Inevitably, most people who purchase a bearded dragon fall completely in love with the little creature. This is mostly due to the amazing disposition of the bearded dragon. Their personality and charm get the best of dedicated owners. One issue that the majority of new owners do not understand is the bearded dragon’s actions. In their natural habitat, bearded dragons only come in contact with each other for breeding or for territorial fights. Bearded dragons are not social reptiles and neither wants nor require the company of another of their species.
The average new owner performs their research by reading articles and forum posts online. They create a new cage around 4ft x 2ft x 2ft for their baby and suddenly the baby bearded dragon so small. Added to that are their docile personalities and the owner instantly falls in love. They are so cute that this new owner purchases an addition to the family by bringing home a second baby. It seems somewhat comical to watch the babies chase each other around the tank. Or as shown below, basking together often “hugging” or one sitting one on top of the other.

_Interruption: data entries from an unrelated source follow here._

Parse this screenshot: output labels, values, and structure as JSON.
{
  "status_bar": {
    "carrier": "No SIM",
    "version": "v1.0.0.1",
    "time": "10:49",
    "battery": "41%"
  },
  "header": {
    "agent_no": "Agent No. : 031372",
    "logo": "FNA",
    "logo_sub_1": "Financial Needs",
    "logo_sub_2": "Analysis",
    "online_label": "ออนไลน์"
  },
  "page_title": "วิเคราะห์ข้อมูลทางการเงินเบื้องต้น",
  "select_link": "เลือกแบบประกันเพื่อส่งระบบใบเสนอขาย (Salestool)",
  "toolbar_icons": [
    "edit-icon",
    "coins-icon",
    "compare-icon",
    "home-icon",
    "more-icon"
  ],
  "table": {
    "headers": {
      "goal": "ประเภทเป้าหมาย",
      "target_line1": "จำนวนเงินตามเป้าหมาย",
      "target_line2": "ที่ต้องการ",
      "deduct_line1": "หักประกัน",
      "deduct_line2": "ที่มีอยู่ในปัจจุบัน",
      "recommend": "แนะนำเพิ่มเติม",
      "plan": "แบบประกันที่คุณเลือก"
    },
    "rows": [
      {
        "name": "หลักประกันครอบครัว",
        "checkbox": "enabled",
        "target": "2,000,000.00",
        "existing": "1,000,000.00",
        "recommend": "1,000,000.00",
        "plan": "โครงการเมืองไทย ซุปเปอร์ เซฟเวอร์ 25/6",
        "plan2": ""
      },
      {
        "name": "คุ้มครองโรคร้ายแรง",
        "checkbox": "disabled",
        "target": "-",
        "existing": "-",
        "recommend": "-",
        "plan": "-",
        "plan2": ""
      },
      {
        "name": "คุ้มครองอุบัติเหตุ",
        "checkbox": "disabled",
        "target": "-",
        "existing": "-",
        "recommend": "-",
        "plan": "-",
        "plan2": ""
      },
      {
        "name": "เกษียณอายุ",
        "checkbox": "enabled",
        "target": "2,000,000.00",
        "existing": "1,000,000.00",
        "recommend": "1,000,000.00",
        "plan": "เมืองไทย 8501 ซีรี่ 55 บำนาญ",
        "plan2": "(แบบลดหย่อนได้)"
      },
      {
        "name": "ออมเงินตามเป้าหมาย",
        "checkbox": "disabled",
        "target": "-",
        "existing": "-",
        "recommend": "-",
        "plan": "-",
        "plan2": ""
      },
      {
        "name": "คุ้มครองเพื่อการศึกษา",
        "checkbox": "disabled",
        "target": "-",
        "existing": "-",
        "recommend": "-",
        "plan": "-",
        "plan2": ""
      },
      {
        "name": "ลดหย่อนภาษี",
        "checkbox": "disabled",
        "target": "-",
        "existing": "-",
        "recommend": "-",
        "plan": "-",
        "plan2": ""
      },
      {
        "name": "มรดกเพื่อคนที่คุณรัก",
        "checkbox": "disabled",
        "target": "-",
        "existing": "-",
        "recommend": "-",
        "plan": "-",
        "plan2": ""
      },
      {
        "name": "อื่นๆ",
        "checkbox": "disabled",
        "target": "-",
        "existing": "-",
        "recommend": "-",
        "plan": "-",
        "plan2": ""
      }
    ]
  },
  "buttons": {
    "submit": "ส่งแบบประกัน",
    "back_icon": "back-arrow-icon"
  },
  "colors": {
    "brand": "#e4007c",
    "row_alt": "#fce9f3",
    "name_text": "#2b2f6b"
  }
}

All of these antics make it appear that the two babies are getting along. Unfortunately, this is not the case and are all signs of dominance and aggression. In the wild only the strongest survive, which means the fittest bearded dragons acquire the best food, basking sites, and light.
Housing two bearded dragons in captivity creates a hostile environment where one become the dominant dragon. The weaker of the two is not able to escape the dominant bearded dragon. One side effect of this scenario is one dragon will grow at a much faster rate than the other.
Below are two pictures showing the injuries of bearded dragons that were housed together.
Notice the foot missing on the bearded dragon. The dominant bearded dragon became hostile that the weaker beardie was in his territory. Therefore, he attacked his tank mate in hopes to rid his territory of the intruder.
There is a time when housing multiple bearded dragons will work. It has been known that two females of the same age and same approximate size may be housed together successfully. On the other hand, housing two males in the same scenario will end with one or both dragons severely maimed and disfigured or possibly even dead. Housing a male and a female together will result in the male repeatedly mating with the female, which will end up with a stressed female, which could be fatal or the female having egg binding, which is fatal.
These dominant traits are typically seen when babies reach 3-5 months old. Industry standards allow a maximum of 5 babies in one bin. However, even this scenario can end in tragedy as shown in the photographs below.
The breeder of these babies had all the proper heating and food. These five babies were housed in the same bin. However, this tragedy ended in death for the beardies suffering injuries this young.
It is difficult to believe that these docile reptiles can create such havoc on each other. It is a simple fact that bearded dragons are not social creatures and should not be socialized together. The risks are too great to attempt housing multiple bearded dragons together.
The only real company they need is their humans. If you spend time with your dragon they will never be lonely. Just give them love and in doing so give them proper housing and care.